- _What is required_
Pick the lines holding the string "title" out of the records and copy them.

- _Provided records_
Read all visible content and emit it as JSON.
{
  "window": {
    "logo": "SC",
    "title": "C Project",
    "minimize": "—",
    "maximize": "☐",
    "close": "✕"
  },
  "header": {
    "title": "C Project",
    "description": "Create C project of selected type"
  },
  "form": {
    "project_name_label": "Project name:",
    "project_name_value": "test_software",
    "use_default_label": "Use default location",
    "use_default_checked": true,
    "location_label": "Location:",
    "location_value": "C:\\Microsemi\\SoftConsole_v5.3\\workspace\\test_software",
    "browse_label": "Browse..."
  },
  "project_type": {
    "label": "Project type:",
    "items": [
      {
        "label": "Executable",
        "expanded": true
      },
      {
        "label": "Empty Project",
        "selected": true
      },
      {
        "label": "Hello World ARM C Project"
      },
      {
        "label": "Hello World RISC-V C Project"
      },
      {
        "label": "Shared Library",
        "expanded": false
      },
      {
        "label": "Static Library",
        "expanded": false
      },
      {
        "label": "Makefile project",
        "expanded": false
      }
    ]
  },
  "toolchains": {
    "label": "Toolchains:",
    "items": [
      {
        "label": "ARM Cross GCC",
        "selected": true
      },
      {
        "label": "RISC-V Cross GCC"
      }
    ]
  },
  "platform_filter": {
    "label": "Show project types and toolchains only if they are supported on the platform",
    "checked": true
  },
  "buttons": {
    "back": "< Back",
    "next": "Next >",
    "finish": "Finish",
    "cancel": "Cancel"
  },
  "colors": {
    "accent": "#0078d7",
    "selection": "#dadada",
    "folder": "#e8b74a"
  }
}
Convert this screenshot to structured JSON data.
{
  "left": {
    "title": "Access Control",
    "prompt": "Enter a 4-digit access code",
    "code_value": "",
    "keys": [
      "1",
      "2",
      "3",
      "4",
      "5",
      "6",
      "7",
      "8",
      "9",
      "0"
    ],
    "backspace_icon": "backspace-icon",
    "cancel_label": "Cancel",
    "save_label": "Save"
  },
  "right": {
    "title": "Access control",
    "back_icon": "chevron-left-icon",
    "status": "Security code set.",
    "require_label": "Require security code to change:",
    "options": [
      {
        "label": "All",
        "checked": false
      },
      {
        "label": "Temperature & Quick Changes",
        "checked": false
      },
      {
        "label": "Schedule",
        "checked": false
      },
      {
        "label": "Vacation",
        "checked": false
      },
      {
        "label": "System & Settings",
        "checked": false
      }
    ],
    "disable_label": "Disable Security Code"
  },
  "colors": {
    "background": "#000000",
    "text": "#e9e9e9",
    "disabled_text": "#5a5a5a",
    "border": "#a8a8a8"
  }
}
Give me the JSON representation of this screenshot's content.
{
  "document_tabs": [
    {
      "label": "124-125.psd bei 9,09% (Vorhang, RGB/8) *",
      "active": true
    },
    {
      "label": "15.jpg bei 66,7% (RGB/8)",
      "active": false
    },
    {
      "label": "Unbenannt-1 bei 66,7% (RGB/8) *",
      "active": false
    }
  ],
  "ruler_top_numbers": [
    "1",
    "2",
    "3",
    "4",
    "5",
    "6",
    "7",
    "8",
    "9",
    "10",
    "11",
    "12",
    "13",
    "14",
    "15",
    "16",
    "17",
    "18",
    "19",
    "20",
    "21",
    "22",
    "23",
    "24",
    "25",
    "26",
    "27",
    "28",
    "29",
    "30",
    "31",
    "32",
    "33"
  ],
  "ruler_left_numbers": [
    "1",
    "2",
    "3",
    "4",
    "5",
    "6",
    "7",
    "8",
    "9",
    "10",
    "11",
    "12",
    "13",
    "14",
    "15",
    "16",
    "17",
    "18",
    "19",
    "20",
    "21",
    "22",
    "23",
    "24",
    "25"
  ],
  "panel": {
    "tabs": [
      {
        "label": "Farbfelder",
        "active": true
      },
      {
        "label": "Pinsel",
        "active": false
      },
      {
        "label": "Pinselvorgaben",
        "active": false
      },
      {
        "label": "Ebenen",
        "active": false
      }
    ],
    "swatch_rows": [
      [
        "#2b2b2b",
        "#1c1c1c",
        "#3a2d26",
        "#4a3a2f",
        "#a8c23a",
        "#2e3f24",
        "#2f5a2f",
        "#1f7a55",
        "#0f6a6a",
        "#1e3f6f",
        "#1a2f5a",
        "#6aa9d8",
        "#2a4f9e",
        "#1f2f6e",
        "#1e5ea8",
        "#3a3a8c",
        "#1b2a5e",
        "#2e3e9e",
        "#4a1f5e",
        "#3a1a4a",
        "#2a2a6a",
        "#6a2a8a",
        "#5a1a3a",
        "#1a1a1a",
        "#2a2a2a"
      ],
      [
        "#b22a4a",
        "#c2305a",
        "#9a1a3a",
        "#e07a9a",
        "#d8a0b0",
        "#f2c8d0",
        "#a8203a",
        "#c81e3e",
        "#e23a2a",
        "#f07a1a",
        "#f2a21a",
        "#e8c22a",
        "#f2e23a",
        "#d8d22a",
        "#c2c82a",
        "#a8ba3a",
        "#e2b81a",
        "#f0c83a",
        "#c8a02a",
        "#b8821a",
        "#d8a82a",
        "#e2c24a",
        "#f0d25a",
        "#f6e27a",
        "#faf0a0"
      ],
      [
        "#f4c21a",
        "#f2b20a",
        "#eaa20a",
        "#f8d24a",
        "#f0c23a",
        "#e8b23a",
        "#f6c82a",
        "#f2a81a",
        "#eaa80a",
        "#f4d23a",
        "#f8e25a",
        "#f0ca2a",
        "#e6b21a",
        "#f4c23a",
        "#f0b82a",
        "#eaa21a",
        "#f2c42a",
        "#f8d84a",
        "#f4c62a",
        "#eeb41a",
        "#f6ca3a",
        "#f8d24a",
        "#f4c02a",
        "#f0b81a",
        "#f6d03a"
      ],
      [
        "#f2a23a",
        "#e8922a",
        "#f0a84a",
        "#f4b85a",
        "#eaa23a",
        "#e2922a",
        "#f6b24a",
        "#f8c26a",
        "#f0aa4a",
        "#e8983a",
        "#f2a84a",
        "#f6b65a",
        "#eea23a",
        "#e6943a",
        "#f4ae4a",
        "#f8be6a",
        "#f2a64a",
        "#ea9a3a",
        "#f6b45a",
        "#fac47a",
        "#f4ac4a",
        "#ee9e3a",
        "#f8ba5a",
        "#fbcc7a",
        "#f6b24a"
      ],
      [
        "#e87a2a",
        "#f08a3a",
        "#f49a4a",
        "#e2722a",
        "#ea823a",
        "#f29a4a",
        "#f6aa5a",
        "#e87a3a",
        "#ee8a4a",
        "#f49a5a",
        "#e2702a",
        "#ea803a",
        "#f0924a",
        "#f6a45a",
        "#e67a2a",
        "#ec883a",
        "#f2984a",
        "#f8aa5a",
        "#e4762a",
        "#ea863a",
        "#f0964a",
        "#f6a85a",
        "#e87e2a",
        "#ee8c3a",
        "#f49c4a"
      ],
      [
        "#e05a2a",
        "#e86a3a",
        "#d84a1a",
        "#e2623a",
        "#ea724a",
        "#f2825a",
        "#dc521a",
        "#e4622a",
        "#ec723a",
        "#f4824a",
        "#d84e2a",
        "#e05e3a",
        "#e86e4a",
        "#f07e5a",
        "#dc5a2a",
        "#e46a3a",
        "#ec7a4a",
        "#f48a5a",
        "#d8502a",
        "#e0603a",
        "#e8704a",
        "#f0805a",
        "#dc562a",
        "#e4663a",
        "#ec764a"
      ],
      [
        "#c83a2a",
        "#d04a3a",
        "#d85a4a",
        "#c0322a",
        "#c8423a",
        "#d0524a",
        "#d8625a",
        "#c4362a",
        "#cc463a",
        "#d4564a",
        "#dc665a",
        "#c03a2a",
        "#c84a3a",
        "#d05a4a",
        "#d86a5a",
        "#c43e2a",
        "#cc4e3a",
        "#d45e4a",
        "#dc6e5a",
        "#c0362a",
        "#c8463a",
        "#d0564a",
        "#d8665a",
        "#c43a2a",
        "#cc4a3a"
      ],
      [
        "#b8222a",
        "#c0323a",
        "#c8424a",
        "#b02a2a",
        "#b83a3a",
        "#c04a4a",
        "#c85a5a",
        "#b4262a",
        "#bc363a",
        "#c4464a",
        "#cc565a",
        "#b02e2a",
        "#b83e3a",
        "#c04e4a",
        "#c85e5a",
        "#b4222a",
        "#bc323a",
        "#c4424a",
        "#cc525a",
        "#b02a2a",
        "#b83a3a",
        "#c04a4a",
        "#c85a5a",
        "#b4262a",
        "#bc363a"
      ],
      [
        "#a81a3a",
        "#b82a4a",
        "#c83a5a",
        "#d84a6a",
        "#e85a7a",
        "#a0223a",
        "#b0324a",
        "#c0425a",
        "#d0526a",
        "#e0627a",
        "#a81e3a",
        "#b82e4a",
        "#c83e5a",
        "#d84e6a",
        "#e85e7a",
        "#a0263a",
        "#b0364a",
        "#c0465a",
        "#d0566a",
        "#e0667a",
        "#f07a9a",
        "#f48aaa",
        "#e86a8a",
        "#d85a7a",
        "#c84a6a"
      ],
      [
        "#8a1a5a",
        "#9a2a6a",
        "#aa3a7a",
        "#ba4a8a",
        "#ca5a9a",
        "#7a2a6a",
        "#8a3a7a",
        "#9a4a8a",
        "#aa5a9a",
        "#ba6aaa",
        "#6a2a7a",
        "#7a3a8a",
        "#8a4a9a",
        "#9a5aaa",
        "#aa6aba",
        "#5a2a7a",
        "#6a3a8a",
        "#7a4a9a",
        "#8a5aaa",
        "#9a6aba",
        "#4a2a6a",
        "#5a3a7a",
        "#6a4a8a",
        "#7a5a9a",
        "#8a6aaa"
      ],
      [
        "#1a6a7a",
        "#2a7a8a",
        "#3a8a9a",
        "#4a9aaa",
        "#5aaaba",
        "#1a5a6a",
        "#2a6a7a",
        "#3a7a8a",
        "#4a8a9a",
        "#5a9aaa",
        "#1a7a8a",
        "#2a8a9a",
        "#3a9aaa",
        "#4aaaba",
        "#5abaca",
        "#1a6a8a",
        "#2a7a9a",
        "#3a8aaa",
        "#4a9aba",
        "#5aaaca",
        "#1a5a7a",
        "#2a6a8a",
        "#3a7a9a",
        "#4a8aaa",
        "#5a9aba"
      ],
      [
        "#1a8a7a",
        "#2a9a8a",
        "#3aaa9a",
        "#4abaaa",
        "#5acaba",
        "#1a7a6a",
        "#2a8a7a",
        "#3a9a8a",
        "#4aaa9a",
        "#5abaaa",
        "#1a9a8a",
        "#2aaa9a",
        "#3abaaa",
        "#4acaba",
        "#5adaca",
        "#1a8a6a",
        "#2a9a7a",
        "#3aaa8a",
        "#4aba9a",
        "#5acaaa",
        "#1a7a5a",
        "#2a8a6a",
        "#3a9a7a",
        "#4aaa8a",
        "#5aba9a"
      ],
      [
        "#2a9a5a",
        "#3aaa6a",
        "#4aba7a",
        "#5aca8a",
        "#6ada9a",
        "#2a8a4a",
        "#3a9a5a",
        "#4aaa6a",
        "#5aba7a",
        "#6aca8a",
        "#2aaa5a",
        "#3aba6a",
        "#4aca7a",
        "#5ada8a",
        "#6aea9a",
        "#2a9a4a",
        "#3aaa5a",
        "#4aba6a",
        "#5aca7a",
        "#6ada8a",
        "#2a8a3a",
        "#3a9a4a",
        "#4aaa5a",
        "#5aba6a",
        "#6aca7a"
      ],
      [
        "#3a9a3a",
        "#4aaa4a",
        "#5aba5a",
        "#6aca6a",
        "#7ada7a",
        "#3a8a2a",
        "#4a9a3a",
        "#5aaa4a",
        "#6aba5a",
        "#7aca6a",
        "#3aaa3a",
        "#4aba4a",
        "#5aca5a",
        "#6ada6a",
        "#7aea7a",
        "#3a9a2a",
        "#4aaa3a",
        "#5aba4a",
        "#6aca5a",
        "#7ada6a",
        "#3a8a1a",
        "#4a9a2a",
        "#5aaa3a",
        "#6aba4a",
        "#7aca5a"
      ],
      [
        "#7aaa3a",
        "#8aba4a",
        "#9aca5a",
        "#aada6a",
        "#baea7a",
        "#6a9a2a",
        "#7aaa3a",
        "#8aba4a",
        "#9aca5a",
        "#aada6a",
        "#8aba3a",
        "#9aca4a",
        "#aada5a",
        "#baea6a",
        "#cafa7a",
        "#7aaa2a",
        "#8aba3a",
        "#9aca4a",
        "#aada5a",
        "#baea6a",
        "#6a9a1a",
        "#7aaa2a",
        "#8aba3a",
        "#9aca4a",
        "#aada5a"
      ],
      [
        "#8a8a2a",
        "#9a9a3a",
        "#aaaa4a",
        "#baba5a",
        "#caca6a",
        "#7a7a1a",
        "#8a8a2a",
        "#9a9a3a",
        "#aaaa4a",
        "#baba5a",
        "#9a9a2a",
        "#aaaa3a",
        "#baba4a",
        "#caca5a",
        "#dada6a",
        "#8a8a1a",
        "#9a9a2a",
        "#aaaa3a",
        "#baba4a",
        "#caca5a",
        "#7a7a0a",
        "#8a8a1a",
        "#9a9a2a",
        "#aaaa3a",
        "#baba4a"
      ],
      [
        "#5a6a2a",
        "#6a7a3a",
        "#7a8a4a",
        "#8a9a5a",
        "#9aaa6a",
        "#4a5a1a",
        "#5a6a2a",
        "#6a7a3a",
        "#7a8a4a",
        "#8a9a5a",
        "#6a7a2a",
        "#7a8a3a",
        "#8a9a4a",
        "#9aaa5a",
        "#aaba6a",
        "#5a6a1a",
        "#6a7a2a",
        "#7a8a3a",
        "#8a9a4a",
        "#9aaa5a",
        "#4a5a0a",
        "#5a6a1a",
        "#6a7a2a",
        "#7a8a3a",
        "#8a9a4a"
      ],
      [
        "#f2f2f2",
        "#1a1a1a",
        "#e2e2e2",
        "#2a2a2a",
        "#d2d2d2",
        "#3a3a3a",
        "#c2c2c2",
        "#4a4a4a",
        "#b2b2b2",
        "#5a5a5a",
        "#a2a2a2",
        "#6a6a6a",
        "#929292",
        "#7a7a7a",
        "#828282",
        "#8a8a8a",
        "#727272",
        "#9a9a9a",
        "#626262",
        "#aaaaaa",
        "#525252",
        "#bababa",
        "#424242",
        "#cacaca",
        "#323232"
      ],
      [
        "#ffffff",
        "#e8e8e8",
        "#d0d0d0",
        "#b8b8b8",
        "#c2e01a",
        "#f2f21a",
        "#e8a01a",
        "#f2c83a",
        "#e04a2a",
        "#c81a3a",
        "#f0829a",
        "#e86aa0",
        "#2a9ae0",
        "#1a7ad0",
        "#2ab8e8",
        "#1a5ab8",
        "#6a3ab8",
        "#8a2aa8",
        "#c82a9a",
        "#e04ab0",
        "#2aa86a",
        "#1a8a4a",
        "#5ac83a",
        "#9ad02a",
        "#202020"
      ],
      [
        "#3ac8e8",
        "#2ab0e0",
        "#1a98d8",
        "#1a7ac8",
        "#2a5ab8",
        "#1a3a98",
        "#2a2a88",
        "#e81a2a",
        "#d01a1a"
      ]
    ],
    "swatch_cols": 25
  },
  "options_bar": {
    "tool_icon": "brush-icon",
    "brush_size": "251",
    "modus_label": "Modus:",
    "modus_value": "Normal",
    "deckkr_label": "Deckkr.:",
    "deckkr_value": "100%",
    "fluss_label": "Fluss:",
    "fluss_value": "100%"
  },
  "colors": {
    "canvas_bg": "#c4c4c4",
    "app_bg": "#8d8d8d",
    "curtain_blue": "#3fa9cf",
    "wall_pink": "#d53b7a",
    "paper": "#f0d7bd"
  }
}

- _Response box_
    "title": "C Project",
    "title": "C Project",
    "title": "Access Control",
    "title": "Access control",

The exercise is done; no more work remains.